  5. Lee RY, Brumback LB, Sathitratanacheewin S, Lober WB, Modes ME, Lynch YT, Sibley J, Vranas KC, Sullivan DR, Engelberg RA, Curtis JR, Kross EK. POLST-Discordant Intensive Care Near the End of Life: A Retrospective Cohort Study. JAMA 2020 (in press).
  6. Vranas KC, Scott JY, Badawi O, Harhay MO, Slatore CG, Sullivan DR, Kerlin MP. The Association of ICU Acuity with Adherence to Evidence-Based Practices. Chest 2020. (in press)

Fiscal Year 2019

Brian Chan

Dr. Brian Chan is an assistant professor of medicine at OHSU Department of Medicine, division of general internal medicine and geriatrics and addiction medicine section.
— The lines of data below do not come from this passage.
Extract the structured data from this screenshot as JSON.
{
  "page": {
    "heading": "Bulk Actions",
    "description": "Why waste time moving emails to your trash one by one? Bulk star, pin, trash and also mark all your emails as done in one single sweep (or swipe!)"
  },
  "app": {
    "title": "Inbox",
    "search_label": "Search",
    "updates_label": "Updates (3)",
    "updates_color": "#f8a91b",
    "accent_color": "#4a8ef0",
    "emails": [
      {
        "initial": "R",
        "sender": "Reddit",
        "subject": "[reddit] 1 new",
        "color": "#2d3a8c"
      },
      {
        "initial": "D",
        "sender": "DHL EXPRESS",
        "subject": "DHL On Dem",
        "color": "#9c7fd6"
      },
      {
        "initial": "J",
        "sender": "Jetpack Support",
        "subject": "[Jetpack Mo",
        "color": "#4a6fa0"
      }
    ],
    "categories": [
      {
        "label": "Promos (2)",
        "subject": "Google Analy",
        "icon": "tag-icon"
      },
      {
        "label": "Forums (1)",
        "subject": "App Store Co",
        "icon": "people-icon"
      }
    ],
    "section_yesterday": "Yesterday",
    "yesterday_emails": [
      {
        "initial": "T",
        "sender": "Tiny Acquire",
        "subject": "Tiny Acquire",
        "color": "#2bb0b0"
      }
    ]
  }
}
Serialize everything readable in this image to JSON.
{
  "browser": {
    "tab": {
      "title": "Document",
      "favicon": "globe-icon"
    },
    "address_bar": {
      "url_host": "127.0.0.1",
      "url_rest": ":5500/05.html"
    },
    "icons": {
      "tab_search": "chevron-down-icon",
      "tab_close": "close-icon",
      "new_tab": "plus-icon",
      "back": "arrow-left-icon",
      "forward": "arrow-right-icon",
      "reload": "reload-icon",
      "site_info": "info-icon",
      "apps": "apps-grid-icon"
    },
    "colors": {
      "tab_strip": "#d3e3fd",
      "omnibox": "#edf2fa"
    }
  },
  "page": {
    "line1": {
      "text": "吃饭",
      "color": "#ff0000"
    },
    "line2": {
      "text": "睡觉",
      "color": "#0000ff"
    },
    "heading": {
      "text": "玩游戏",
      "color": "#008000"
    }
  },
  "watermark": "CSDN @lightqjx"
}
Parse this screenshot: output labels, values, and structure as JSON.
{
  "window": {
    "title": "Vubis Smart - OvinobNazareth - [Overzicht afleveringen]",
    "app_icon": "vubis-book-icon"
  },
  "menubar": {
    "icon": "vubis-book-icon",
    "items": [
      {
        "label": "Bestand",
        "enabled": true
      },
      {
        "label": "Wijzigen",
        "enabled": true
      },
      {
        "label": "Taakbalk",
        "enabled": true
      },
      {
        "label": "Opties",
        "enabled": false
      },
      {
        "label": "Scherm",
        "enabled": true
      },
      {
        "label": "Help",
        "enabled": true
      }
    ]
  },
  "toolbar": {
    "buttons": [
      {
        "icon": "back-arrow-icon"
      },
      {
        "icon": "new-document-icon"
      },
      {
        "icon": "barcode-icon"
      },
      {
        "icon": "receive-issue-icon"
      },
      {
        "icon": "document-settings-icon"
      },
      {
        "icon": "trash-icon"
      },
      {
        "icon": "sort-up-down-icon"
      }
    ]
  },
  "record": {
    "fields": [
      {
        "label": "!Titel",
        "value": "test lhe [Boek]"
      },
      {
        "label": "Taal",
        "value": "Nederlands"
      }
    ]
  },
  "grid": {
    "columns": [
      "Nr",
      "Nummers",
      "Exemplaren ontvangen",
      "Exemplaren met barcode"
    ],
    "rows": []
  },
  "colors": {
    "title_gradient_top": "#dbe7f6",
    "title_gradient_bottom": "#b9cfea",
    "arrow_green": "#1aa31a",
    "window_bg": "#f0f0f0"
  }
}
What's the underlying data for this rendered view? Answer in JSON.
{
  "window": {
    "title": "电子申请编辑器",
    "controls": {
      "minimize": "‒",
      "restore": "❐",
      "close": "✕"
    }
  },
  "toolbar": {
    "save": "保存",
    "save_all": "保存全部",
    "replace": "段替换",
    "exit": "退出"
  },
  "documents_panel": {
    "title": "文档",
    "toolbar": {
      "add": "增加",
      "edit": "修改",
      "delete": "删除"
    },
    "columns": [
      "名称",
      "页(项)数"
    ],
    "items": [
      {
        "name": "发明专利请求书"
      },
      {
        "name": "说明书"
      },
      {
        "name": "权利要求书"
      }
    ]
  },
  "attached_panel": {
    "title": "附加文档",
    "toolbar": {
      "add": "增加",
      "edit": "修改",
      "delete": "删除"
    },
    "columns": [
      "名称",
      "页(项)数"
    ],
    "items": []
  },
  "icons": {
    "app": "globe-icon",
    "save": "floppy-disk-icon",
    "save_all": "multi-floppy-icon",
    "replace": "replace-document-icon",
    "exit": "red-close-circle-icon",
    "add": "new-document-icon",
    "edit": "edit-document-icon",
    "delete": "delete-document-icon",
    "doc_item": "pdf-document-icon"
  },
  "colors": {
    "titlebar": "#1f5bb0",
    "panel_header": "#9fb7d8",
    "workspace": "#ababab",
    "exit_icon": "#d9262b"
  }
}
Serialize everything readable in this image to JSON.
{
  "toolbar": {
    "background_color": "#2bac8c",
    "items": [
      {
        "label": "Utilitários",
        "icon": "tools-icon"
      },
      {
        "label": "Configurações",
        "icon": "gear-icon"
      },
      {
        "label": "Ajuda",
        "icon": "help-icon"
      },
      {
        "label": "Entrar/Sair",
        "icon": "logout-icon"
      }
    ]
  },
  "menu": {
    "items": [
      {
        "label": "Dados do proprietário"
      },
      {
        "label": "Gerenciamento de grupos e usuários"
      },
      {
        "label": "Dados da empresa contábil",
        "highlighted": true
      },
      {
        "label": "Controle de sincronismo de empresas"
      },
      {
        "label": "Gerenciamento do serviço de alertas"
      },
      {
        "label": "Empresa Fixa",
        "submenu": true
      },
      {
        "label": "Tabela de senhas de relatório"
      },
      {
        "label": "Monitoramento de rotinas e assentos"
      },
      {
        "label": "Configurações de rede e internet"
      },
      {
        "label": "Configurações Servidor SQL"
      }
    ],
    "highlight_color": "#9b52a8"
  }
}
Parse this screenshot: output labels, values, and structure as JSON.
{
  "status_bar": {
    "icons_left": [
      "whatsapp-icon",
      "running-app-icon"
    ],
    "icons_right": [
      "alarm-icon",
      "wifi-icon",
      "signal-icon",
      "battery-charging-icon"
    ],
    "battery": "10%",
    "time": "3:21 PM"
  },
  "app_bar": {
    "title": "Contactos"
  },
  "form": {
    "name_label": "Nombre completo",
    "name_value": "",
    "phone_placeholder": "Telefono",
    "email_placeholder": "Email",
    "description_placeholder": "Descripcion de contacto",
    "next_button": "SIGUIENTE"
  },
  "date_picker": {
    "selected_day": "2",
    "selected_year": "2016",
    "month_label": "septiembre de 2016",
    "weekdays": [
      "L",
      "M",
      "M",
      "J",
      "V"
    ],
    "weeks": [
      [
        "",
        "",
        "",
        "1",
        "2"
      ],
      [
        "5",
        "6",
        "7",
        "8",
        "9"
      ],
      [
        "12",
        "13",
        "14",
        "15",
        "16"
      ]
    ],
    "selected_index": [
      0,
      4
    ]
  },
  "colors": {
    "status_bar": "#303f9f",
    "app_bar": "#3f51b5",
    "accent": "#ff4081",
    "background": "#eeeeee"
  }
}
His primary research interest is to develop and evaluate clinical innovations to improve care for medically and socially complex patients, including those with substance use disorders. He conducts community partnered research with Central City Concern, a nationally recognized healthcare for the homeless Federally Qualified Health Center, and employs clinical trial, observational, and qualitative research methods. He is currently the recipient of an Agency for Healthcare Research and Quality (AHRQ) Patient Centered Outcomes Research (PCOR) K12 award to evaluate a novel integrated primary care model (SUMMIT) to improve outcomes for medically and socially complex patient populations with substance use disorder. His career goal is to develop methods for using readily available data to inform targeting and development of clinical interventions to improve substance use care for complex patients, and has submitted a career development award to the National Institutes of Health (NIH) to support his transition to research independence.

Selected publications:

  1. Chan B, Edwards ST, Nicolaidis C, Kansagara D, Korthuis T, Saha S. The SUMMIT Ambulatory-ICU Primary Care Model for Medically and Socially Complex Patients in an Urban Federally Qualified Health Center: Study Design and Rationale. Addiction Science and Clinical Practice: 2018 Dec. 2018 Dec; 13(1):27 PMCID: PMC6295087
  2. Chan B, Hulen E, Edwards ST, Mitchell M, Nicolaidis C, Saha S. “It’s Like Riding Out the Chaos”: Perspectives of Clinicians and Staff on Caring for High-Needs, High-Cost Patients in the SUMMIT Ambulatory Intensive Care Trial. Annals of Family Medicine: 2019 Nov; 17(6):495-501 PMCID: PMC6846277
  3. Chan B, Goldman L, Sarkar U, Guzman D, Critchfield J, Saha S, Kushel M. High perceived social support protects against 30-day hospital readmission in a multi-ethnic, limited english proficiency, safety-net population. BMC Health Services Research: 2019 May; 19(1): 334. PMCID:  6534878
  4. Chan B, Kondo K, Ayers C, Freeman M, Montgomery J, Paynter R, and Kansagara D. Pharmacotherapy for methamphetamine/amphetamine use disorder- a systematic review and meta-analysis. Addiction: 2019 Jul 22 [Epub ahead of print]. PMID:31328345